◆ EXERCISE DIRECTIONS ◆
Starting at the top line, print the entries below exactly as they are and skip every picture.

◆ SUPPLIED INFORMATION ◆
★ ★ ★ ★ ★ ★ ★

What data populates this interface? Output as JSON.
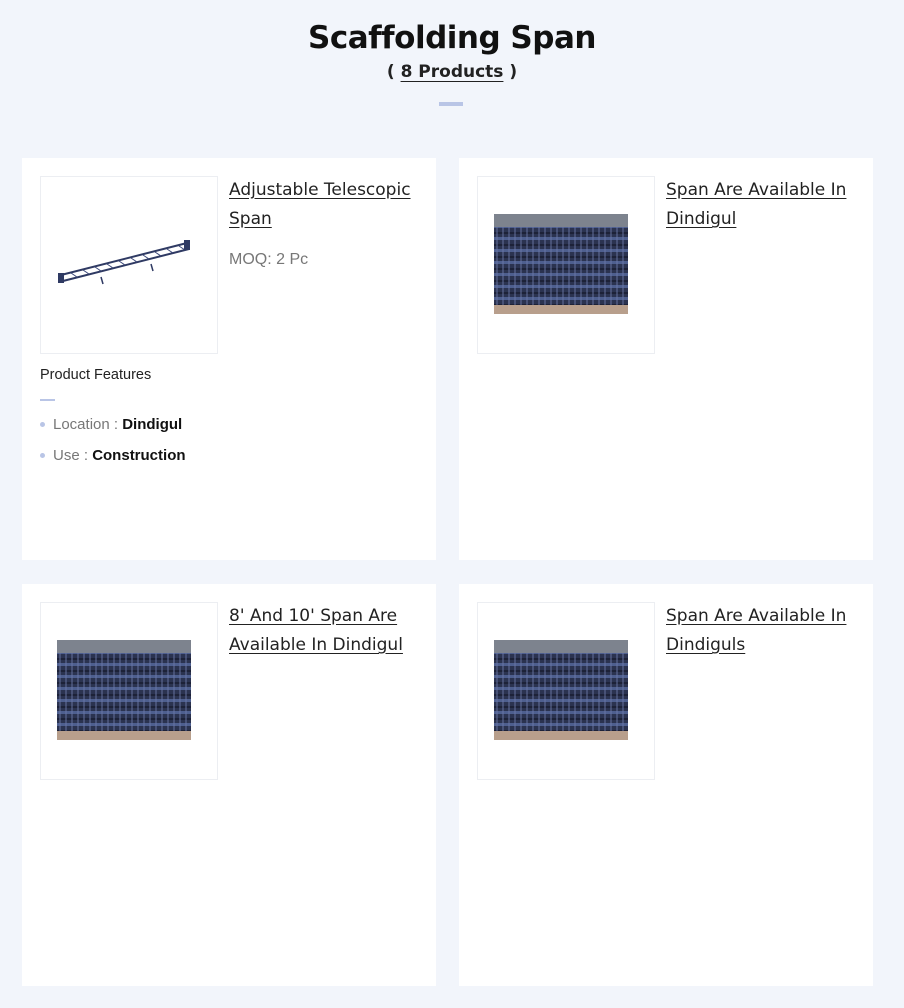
{
  "page": {
    "title": "Scaffolding Span",
    "count_prefix": "( ",
    "count_text": "8 Products",
    "count_suffix": " )"
  },
  "products": [
    {
      "title": "Adjustable Telescopic Span",
      "moq": "MOQ: 2 Pc",
      "features_label": "Product Features",
      "features": [
        {
          "label": "Location :",
          "value": "Dindigul"
        },
        {
          "label": "Use :",
          "value": "Construction"
        }
      ]
    },
    {
      "title": "Span Are Available In Dindigul"
    },
    {
      "title": "8' And 10' Span Are Available In Dindigul"
    },
    {
      "title": "Span Are Available In Dindiguls"
    }
  ],
  "colors": {
    "background": "#f2f5fb",
    "accent": "#b9c5e6",
    "card": "#ffffff"
  }
}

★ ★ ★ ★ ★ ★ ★

◆ RESPONSE TO THIS TASK ◆
What data populates this interface? Output as JSON.
{
  "page": {
    "title": "Scaffolding Span",
    "count_prefix": "( ",
    "count_text": "8 Products",
    "count_suffix": " )"
  },
  "products": [
    {
      "title": "Adjustable Telescopic Span",
      "moq": "MOQ: 2 Pc",
      "features_label": "Product Features",
      "features": [
        {
          "label": "Location :",
          "value": "Dindigul"
        },
        {
          "label": "Use :",
          "value": "Construction"
        }
      ]
    },
    {
      "title": "Span Are Available In Dindigul"
    },
    {
      "title": "8' And 10' Span Are Available In Dindigul"
    },
    {
      "title": "Span Are Available In Dindiguls"
    }
  ],
  "colors": {
    "background": "#f2f5fb",
    "accent": "#b9c5e6",
    "card": "#ffffff"
  }
}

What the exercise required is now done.